• [TO DO]
Repeat each entry in full, exactly.

Items from an interface collection
#####

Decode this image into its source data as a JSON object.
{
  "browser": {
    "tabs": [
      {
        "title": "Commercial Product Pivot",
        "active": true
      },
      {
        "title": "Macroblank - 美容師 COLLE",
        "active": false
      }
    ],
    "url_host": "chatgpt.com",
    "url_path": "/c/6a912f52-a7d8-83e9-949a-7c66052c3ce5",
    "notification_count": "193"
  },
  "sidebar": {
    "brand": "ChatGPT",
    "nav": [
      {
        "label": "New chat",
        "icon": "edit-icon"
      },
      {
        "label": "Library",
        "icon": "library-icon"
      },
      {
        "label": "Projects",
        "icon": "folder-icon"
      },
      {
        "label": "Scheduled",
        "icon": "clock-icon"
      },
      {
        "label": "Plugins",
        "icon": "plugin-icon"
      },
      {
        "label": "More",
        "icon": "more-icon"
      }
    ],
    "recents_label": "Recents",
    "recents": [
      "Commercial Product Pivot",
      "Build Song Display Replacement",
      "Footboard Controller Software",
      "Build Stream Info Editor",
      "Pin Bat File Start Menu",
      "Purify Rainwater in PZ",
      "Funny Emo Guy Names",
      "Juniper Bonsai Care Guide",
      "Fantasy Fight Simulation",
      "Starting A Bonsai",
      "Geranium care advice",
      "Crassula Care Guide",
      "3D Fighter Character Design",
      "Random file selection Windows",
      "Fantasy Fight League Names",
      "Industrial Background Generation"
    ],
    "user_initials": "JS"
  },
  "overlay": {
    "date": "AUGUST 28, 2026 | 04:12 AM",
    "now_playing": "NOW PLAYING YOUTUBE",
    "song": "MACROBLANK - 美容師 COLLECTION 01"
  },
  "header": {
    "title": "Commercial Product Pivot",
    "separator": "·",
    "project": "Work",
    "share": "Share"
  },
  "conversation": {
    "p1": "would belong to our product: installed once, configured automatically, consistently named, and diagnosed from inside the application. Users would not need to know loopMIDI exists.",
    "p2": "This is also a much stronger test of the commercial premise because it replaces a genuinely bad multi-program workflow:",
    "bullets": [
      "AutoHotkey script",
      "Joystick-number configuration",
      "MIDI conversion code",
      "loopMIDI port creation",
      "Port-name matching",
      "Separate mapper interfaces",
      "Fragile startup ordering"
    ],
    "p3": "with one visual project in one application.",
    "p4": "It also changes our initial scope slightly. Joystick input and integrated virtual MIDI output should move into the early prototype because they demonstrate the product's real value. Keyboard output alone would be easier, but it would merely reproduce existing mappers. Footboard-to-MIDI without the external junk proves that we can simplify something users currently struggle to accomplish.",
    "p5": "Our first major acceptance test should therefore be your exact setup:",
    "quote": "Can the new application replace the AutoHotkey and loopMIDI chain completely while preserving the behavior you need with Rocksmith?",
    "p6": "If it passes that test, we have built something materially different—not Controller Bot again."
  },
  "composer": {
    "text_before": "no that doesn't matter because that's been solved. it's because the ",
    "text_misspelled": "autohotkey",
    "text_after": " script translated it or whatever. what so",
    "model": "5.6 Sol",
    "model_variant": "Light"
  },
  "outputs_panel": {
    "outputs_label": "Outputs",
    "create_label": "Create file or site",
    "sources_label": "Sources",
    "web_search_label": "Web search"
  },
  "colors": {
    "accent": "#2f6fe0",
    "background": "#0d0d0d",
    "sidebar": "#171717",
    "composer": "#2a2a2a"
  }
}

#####

• [PROBLEM SOLUTION]
Decode this image into its source data as a JSON object.
{
  "browser": {
    "tabs": [
      {
        "title": "Commercial Product Pivot",
        "active": true
      },
      {
        "title": "Macroblank - 美容師 COLLE",
        "active": false
      }
    ],
    "url_host": "chatgpt.com",
    "url_path": "/c/6a912f52-a7d8-83e9-949a-7c66052c3ce5",
    "notification_count": "193"
  },
  "sidebar": {
    "brand": "ChatGPT",
    "nav": [
      {
        "label": "New chat",
        "icon": "edit-icon"
      },
      {
        "label": "Library",
        "icon": "library-icon"
      },
      {
        "label": "Projects",
        "icon": "folder-icon"
      },
      {
        "label": "Scheduled",
        "icon": "clock-icon"
      },
      {
        "label": "Plugins",
        "icon": "plugin-icon"
      },
      {
        "label": "More",
        "icon": "more-icon"
      }
    ],
    "recents_label": "Recents",
    "recents": [
      "Commercial Product Pivot",
      "Build Song Display Replacement",
      "Footboard Controller Software",
      "Build Stream Info Editor",
      "Pin Bat File Start Menu",
      "Purify Rainwater in PZ",
      "Funny Emo Guy Names",
      "Juniper Bonsai Care Guide",
      "Fantasy Fight Simulation",
      "Starting A Bonsai",
      "Geranium care advice",
      "Crassula Care Guide",
      "3D Fighter Character Design",
      "Random file selection Windows",
      "Fantasy Fight League Names",
      "Industrial Background Generation"
    ],
    "user_initials": "JS"
  },
  "overlay": {
    "date": "AUGUST 28, 2026 | 04:12 AM",
    "now_playing": "NOW PLAYING YOUTUBE",
    "song": "MACROBLANK - 美容師 COLLECTION 01"
  },
  "header": {
    "title": "Commercial Product Pivot",
    "separator": "·",
    "project": "Work",
    "share": "Share"
  },
  "conversation": {
    "p1": "would belong to our product: installed once, configured automatically, consistently named, and diagnosed from inside the application. Users would not need to know loopMIDI exists.",
    "p2": "This is also a much stronger test of the commercial premise because it replaces a genuinely bad multi-program workflow:",
    "bullets": [
      "AutoHotkey script",
      "Joystick-number configuration",
      "MIDI conversion code",
      "loopMIDI port creation",
      "Port-name matching",
      "Separate mapper interfaces",
      "Fragile startup ordering"
    ],
    "p3": "with one visual project in one application.",
    "p4": "It also changes our initial scope slightly. Joystick input and integrated virtual MIDI output should move into the early prototype because they demonstrate the product's real value. Keyboard output alone would be easier, but it would merely reproduce existing mappers. Footboard-to-MIDI without the external junk proves that we can simplify something users currently struggle to accomplish.",
    "p5": "Our first major acceptance test should therefore be your exact setup:",
    "quote": "Can the new application replace the AutoHotkey and loopMIDI chain completely while preserving the behavior you need with Rocksmith?",
    "p6": "If it passes that test, we have built something materially different—not Controller Bot again."
  },
  "composer": {
    "text_before": "no that doesn't matter because that's been solved. it's because the ",
    "text_misspelled": "autohotkey",
    "text_after": " script translated it or whatever. what so",
    "model": "5.6 Sol",
    "model_variant": "Light"
  },
  "outputs_panel": {
    "outputs_label": "Outputs",
    "create_label": "Create file or site",
    "sources_label": "Sources",
    "web_search_label": "Web search"
  },
  "colors": {
    "accent": "#2f6fe0",
    "background": "#0d0d0d",
    "sidebar": "#171717",
    "composer": "#2a2a2a"
  }
}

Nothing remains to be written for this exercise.